**** Information supplied
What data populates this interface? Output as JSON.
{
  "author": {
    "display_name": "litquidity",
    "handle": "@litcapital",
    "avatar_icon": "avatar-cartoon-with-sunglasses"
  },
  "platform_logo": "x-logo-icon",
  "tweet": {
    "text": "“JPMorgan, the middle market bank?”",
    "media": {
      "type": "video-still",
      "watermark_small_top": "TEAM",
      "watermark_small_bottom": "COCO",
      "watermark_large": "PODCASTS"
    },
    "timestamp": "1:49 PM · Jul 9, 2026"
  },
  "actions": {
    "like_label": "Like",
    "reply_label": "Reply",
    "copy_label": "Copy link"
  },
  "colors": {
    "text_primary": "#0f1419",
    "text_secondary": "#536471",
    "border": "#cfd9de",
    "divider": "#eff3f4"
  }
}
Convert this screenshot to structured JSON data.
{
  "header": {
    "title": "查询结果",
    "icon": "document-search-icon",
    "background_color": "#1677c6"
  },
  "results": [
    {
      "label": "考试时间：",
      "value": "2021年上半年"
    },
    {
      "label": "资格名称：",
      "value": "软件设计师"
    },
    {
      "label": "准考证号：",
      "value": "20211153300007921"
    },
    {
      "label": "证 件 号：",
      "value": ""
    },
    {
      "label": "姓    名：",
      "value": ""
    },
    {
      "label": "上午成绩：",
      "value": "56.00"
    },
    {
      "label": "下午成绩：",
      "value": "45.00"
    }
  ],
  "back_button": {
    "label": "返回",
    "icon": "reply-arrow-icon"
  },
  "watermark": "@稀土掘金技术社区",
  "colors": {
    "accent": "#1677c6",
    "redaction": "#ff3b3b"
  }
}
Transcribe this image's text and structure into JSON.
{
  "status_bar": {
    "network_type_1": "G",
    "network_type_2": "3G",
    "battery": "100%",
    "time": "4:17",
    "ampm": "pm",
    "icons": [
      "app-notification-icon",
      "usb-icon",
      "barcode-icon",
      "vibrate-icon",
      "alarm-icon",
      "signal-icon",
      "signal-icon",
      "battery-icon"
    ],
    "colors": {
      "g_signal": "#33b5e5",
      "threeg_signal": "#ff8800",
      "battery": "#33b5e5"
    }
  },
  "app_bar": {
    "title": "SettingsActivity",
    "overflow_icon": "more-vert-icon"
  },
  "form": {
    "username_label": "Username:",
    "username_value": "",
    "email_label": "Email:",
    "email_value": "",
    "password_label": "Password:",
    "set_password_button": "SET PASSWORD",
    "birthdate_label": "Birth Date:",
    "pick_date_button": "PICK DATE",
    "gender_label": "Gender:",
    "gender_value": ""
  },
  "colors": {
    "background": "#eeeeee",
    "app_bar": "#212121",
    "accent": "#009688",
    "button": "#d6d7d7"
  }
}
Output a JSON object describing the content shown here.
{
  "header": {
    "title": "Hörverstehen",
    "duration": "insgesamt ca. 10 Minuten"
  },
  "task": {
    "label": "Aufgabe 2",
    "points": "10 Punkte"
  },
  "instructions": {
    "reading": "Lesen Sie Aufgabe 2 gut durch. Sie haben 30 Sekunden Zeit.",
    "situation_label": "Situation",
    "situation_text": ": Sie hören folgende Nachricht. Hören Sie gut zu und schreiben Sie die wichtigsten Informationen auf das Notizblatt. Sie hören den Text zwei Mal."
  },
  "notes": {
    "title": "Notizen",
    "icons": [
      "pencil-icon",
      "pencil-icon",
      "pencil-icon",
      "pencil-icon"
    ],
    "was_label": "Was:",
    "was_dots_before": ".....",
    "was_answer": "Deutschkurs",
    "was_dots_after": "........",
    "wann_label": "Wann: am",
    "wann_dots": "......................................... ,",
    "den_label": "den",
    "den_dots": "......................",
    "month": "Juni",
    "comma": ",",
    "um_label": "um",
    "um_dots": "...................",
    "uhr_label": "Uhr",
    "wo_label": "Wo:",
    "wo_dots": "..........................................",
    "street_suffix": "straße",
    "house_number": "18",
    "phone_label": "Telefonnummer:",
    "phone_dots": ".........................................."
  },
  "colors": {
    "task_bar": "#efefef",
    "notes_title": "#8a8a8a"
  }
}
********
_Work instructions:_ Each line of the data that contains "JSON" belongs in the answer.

_Task response:_
What data populates this interface? Output as JSON.
Convert this screenshot to structured JSON data.
Transcribe this image's text and structure into JSON.
Output a JSON object describing the content shown here.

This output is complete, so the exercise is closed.